Bluefin Tuna Aquaculture
Tuna “ranchers” believe that their operations take pressure off wild tuna populations because the tuna fishermen get a better price for their catch and therefore need to fish less intensively. But because many populations of Atlantic bluefin are considered severely over-fished, critics of the industry say that these ranching operations are adding to an excessive hunt that is steadily pushing some populations toward commercial extinction. They say that the fish being caught for ranching are not necessarily counted against international quotas that are set to conserve the species.

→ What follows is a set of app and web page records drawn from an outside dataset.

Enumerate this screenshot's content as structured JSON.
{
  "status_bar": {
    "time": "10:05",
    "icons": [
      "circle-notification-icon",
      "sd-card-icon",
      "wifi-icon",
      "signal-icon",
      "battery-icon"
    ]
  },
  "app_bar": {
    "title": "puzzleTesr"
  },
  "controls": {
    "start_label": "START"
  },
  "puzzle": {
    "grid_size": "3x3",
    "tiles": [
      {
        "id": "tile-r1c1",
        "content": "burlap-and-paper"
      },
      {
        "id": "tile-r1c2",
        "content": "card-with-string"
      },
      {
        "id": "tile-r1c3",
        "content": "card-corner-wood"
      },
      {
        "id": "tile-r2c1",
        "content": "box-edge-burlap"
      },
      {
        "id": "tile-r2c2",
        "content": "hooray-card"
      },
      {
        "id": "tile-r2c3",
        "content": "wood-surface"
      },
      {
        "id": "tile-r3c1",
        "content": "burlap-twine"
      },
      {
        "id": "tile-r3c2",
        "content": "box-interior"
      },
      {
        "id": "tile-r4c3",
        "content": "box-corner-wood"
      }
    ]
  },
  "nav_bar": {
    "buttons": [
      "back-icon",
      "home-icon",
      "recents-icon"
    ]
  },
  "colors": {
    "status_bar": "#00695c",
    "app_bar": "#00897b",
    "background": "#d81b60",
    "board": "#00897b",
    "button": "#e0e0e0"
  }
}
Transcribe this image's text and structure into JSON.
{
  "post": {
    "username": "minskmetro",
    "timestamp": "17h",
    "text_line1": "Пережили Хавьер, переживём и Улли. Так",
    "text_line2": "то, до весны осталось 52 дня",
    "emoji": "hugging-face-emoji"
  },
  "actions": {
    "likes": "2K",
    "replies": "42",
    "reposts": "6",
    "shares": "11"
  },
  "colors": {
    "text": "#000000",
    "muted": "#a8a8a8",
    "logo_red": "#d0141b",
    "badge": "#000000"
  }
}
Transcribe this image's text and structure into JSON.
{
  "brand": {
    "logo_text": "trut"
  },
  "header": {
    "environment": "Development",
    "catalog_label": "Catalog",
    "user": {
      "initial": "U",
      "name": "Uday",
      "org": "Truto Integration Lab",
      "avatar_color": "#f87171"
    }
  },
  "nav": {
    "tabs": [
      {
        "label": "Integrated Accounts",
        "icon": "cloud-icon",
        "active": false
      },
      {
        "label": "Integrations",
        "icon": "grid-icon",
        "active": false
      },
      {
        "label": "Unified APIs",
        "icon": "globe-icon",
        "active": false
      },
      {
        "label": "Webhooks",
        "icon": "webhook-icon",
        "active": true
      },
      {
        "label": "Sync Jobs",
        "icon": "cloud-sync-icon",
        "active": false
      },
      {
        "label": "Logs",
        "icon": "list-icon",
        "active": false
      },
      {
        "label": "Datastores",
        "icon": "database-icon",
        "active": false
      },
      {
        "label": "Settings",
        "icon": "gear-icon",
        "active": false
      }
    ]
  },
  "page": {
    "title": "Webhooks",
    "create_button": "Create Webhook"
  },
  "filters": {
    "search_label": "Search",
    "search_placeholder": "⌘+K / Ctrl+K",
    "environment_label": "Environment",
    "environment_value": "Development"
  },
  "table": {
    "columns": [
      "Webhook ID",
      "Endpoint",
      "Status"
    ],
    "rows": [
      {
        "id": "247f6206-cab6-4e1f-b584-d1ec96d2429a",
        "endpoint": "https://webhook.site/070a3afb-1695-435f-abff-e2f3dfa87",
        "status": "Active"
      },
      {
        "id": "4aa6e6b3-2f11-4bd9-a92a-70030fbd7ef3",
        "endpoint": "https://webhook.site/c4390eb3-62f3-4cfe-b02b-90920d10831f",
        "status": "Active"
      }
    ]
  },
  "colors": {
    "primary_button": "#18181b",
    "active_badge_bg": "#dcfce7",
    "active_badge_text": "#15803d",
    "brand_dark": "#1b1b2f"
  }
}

Blue fin tuna ranching is also being done in Mexico, targeting populations of the smaller-sized Pacific blue fin that are thought to be in better shape that their Atlantic cousins. But given that the overall hunt for tuna throughout the Pacific is steadily growing, many marine biologists believe that it's only a matter of time before Pacific populations are over-exploited. Another issue again centers around the fact that these top predators are fed enormous volumes of forage fish, which critics say can have negative impacts on marine ecosystems and may involve health risks to humans due to the accumulation of toxics like dioxins and PCBs. In a world where fish populations have been steadily declining, they say this form of aquaculture consumes far more fish protein than it creates.